There are a lot of reasons to like this company right now.
Inflation is rising
Gold has long been viewed as providing a natural “hedge” against inflation.
The idea behind this theory is that there is a finite supply of gold in the world, and as central banks continue to dilute the money supply, the value of gold appreciates in turn, as buyers increasingly need more “diluted dollars” to buy each ounce of gold over time.
That relationship is particularly relevant now that inflationary pressures have begun to accelerate towards the end of 2017.
In the fourth quarter, inflation in the United States rose at a 1.9% pace, which was the fastest increase in more than a year and a sharp spike above the third-quarter measurement of 1.3%.
Commodity prices are starting to rebound
Adding further fuel to the inflationary pressures is that lately commodity prices have started to bounce, following a period of “trough prices” a couple of years back.
Gold — a precious metal but also as a commodity — has benefited from the latest breakout, with the spot price of gold bullion having risen by more than 7.3% over the past six weeks.
Despite that, shares in Eldorado have lagged the broader recovery in gold prices, meaning there’s likely some easy money to be had if and when the stock catches up.
Gold has traditionally acted as a market hedge
While gold is well known as a hedge against inflation, it’s also known to be regularly used by market participants as a hedge against market forces in times of crises.
When stock and bond markets are facing turmoil, there is typically a “flight-to-safety” trade that takes place, which sees investors trade paper assets for hard assets like gold bullion.
This tends to favour gold producers like Eldorado, as it did in 2011 when gold was at all-time highs.
Despite that, Eldorado is currently trading near historic lows
Despite all of the macro factors working in Eldorado’s favour at present, thanks to some unfortunate recent events, the company continues to trade ridiculously cheap and is, in fact, very close to its all-time lows.
Back in October, management announced it was revising down guidance for 2017 production from its Kisladag gold mine in Turkey to 170,000-180,000 oz, which is down from the company’s original guidance at the start of the year for production of 230,000-245,000 oz.

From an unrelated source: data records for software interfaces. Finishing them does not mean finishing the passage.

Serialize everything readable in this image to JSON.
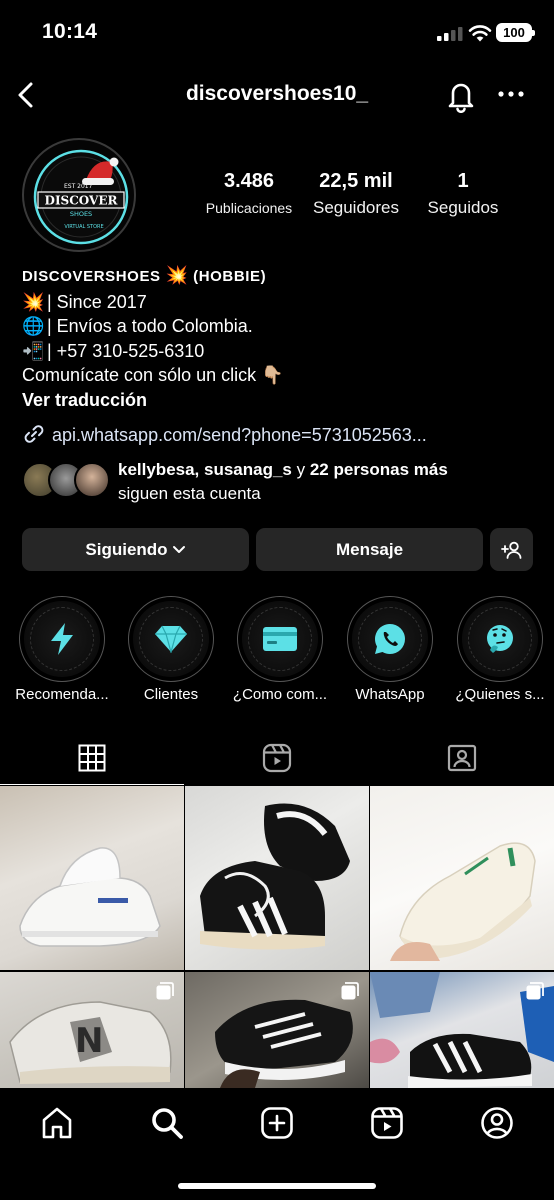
{
  "status_bar": {
    "time": "10:14",
    "battery": "100"
  },
  "header": {
    "username": "discovershoes10_"
  },
  "profile": {
    "avatar_text": {
      "year": "EST 2017",
      "brand": "DISCOVER",
      "sub": "SHOES",
      "sub2": "VIRTUAL STORE"
    },
    "stats": [
      {
        "value": "3.486",
        "label": "Publicaciones"
      },
      {
        "value": "22,5 mil",
        "label": "Seguidores"
      },
      {
        "value": "1",
        "label": "Seguidos"
      }
    ],
    "bio": {
      "name": "DISCOVERSHOES",
      "name_emoji": "💥",
      "category": "(HOBBIE)",
      "lines": [
        {
          "emoji": "💥",
          "text": " | Since 2017"
        },
        {
          "emoji": "🌐",
          "text": " | Envíos a todo Colombia."
        },
        {
          "emoji": "📲",
          "text": " | +57 310-525-6310"
        },
        {
          "emoji": "",
          "text": "Comunícate con sólo un click 👇🏼"
        }
      ],
      "translate": "Ver traducción"
    },
    "link": "api.whatsapp.com/send?phone=5731052563...",
    "followed_by": {
      "names": "kellybesa, susanag_s",
      "connector": " y ",
      "others": "22 personas más",
      "suffix": "siguen esta cuenta"
    }
  },
  "buttons": {
    "following": "Siguiendo",
    "message": "Mensaje"
  },
  "highlights": [
    {
      "label": "Recomenda...",
      "icon": "lightning-icon"
    },
    {
      "label": "Clientes",
      "icon": "diamond-icon"
    },
    {
      "label": "¿Como com...",
      "icon": "card-icon"
    },
    {
      "label": "WhatsApp",
      "icon": "whatsapp-icon"
    },
    {
      "label": "¿Quienes s...",
      "icon": "thinking-face-icon"
    }
  ],
  "colors": {
    "accent": "#5ce0e6",
    "button_bg": "#262626",
    "background": "#000000"
  }
}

Following the news, shares in the Vancouver-based company proceeded to fall 45% in the following days and weeks and are currently trading at just 0.25 of book value, a conservative measure of value often used by contrarian investors.
Despite the latest setback at its Kisladag mine, Eldorado owns some of the lowest-cost assets to produce gold anywhere in the world, meaning that if the company can manage its outstanding debt maturities, the shares will probably be worth a lot more in the future than where they are trading today.
As Warren Buffett says, “…be greedy when others are fearful,” and while this is probably true of the markets as a whole right now, it may not be truer for any other company than Eldorado.
This article represents the opinion of the writer, who may disagree with the “official” recommendation position of a Motley Fool premium service or advisor. We’re Motley! Questioning an investing thesis — even one of our own — helps us all think critically about investing and make decisions that help us become smarter, happier, and richer, so we sometimes publish articles that may not be in line with recommendations, rankings or other content.
Fool contributor Jason Phillips has no position in any of the stocks mentioned.